* Aim of the task *
Nothing but an exact repeat of the entries below should appear in your answer.

* Material for this exercise *

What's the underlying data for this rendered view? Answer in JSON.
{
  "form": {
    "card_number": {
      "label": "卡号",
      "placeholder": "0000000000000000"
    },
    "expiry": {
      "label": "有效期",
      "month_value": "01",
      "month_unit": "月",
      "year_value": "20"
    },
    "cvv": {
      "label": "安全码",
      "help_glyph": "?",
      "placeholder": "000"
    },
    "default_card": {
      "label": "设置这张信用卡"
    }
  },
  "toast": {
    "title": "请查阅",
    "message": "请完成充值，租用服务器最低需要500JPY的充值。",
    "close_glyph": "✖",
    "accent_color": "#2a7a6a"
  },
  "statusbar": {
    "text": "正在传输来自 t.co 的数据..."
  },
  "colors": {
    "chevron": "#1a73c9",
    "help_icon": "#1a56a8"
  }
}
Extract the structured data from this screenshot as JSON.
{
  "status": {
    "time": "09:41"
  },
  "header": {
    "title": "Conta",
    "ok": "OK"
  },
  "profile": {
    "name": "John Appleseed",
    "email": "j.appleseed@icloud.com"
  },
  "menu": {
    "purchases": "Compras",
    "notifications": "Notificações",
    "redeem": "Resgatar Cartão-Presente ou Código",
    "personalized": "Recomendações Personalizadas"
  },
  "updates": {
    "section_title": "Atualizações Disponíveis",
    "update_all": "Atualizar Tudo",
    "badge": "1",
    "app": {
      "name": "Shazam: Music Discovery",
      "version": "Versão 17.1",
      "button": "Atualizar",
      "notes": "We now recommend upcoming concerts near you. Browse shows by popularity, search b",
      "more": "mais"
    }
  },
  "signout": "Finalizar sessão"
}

* Answer space *
What's the underlying data for this rendered view? Answer in JSON.
{
  "form": {
    "card_number": {
      "label": "卡号",
      "placeholder": "0000000000000000"
    },
    "expiry": {
      "label": "有效期",
      "month_value": "01",
      "month_unit": "月",
      "year_value": "20"
    },
    "cvv": {
      "label": "安全码",
      "help_glyph": "?",
      "placeholder": "000"
    },
    "default_card": {
      "label": "设置这张信用卡"
    }
  },
  "toast": {
    "title": "请查阅",
    "message": "请完成充值，租用服务器最低需要500JPY的充值。",
    "close_glyph": "✖",
    "accent_color": "#2a7a6a"
  },
  "statusbar": {
    "text": "正在传输来自 t.co 的数据..."
  },
  "colors": {
    "chevron": "#1a73c9",
    "help_icon": "#1a56a8"
  }
}
Extract the structured data from this screenshot as JSON.
{
  "status": {
    "time": "09:41"
  },
  "header": {
    "title": "Conta",
    "ok": "OK"
  },
  "profile": {
    "name": "John Appleseed",
    "email": "j.appleseed@icloud.com"
  },
  "menu": {
    "purchases": "Compras",
    "notifications": "Notificações",
    "redeem": "Resgatar Cartão-Presente ou Código",
    "personalized": "Recomendações Personalizadas"
  },
  "updates": {
    "section_title": "Atualizações Disponíveis",
    "update_all": "Atualizar Tudo",
    "badge": "1",
    "app": {
      "name": "Shazam: Music Discovery",
      "version": "Versão 17.1",
      "button": "Atualizar",
      "notes": "We now recommend upcoming concerts near you. Browse shows by popularity, search b",
      "more": "mais"
    }
  },
  "signout": "Finalizar sessão"
}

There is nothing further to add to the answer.